ENTRIES SHOWN:

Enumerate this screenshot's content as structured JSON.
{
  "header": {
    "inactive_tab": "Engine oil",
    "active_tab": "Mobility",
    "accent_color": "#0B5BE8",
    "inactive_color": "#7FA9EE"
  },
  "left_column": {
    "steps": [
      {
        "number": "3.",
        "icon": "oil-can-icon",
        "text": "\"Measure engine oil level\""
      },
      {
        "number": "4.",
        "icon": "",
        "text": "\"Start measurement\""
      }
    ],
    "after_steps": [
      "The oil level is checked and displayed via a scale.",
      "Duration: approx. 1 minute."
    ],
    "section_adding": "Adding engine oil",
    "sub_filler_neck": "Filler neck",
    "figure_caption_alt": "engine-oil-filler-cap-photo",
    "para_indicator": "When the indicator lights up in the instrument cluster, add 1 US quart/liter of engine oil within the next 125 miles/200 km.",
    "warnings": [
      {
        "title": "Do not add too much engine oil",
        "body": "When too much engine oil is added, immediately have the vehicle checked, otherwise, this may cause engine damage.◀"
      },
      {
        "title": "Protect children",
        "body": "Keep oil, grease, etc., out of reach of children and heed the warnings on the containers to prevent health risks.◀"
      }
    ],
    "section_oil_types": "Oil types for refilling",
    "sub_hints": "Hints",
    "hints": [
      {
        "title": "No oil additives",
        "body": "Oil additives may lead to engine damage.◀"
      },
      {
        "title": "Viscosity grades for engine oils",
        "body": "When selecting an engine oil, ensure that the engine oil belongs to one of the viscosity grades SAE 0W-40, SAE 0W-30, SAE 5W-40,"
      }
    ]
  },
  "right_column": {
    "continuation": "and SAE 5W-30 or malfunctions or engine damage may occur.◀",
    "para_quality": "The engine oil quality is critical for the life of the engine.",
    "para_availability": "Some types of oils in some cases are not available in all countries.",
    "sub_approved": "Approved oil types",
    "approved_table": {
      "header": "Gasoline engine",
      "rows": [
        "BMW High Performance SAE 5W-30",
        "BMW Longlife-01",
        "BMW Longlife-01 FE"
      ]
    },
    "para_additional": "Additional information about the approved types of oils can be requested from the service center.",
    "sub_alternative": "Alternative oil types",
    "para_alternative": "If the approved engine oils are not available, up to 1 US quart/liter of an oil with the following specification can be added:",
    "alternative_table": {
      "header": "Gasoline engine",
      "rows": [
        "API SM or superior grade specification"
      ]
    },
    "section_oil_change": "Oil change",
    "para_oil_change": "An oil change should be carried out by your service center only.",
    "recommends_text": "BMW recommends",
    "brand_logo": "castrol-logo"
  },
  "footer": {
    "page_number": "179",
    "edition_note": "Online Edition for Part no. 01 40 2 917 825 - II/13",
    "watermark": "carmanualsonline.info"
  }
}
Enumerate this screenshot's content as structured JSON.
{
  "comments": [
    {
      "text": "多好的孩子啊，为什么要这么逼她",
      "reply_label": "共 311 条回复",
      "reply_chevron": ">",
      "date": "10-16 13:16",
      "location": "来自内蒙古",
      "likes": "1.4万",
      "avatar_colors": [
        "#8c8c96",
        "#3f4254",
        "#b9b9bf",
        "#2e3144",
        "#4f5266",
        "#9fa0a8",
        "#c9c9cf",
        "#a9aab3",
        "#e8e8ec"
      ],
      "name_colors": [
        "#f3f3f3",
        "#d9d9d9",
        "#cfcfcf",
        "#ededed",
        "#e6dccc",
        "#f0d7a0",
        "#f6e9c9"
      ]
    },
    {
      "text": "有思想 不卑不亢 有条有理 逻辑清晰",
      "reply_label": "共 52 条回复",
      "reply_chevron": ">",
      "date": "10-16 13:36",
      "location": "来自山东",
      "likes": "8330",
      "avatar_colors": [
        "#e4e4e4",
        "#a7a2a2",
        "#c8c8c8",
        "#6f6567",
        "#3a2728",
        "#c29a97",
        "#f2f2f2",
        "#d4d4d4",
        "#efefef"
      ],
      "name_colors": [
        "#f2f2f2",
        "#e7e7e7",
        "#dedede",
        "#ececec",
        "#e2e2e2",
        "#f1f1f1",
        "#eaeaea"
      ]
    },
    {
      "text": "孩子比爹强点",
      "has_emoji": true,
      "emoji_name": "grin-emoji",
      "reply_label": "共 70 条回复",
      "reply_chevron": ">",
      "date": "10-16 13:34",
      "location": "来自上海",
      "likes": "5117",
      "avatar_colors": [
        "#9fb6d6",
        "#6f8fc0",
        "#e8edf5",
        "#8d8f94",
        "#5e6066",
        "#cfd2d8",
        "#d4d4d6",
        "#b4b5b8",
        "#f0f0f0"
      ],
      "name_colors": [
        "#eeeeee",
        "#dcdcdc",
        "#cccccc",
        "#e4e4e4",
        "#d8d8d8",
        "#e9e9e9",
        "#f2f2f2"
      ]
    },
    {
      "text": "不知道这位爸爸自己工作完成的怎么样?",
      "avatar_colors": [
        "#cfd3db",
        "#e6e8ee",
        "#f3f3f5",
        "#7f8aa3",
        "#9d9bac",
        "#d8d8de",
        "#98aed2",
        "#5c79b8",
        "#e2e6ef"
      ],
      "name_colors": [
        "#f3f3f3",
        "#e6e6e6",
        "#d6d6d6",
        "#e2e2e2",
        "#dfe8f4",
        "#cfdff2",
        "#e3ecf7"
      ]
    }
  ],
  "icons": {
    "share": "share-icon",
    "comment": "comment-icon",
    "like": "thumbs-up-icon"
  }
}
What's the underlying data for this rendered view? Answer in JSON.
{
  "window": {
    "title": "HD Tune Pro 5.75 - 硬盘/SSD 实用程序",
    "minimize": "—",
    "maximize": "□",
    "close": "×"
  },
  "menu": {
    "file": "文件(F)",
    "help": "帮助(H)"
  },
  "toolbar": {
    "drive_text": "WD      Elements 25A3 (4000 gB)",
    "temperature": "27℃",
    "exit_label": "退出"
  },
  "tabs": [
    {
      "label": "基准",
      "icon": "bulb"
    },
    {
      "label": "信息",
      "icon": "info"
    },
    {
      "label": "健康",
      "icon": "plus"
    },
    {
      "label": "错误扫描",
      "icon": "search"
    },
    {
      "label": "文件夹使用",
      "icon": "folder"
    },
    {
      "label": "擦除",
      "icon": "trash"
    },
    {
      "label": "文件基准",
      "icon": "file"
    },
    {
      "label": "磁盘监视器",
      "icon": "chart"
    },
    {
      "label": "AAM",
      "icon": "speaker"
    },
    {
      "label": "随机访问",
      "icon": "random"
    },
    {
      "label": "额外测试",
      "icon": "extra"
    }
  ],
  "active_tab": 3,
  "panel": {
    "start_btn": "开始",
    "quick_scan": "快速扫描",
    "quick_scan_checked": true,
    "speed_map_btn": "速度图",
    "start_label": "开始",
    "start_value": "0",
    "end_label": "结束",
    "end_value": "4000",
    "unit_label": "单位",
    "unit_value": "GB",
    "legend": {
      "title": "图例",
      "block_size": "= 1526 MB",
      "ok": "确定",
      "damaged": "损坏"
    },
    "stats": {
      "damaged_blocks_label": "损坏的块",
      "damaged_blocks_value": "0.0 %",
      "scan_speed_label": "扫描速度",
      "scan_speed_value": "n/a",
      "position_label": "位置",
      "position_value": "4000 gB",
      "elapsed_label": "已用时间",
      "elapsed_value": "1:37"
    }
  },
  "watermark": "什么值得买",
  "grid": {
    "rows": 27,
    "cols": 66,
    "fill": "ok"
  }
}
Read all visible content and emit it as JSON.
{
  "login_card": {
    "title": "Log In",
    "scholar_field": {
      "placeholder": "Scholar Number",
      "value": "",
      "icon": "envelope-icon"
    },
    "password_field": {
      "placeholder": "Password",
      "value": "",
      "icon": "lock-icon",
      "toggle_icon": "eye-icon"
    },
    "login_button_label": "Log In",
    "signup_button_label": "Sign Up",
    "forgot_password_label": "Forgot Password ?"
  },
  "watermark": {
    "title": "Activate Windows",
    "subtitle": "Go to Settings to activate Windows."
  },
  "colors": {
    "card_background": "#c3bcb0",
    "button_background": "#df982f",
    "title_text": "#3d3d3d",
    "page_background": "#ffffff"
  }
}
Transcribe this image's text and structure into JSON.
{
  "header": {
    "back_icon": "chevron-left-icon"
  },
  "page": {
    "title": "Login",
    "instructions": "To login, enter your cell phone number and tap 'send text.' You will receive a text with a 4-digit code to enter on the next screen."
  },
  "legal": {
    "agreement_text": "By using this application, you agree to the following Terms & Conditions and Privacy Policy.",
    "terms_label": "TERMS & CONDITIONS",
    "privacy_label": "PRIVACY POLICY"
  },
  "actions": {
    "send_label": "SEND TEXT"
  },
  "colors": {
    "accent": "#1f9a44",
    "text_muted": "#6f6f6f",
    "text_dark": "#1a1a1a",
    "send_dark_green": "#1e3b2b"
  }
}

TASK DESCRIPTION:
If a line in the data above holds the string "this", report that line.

RESULT:
Enumerate this screenshot's content as structured JSON.
        "body": "When too much engine oil is added, immediately have the vehicle checked, otherwise, this may cause engine damage.◀"
Enumerate this screenshot's content as structured JSON.
What's the underlying data for this rendered view? Answer in JSON.
Transcribe this image's text and structure into JSON.
    "agreement_text": "By using this application, you agree to the following Terms & Conditions and Privacy Policy.",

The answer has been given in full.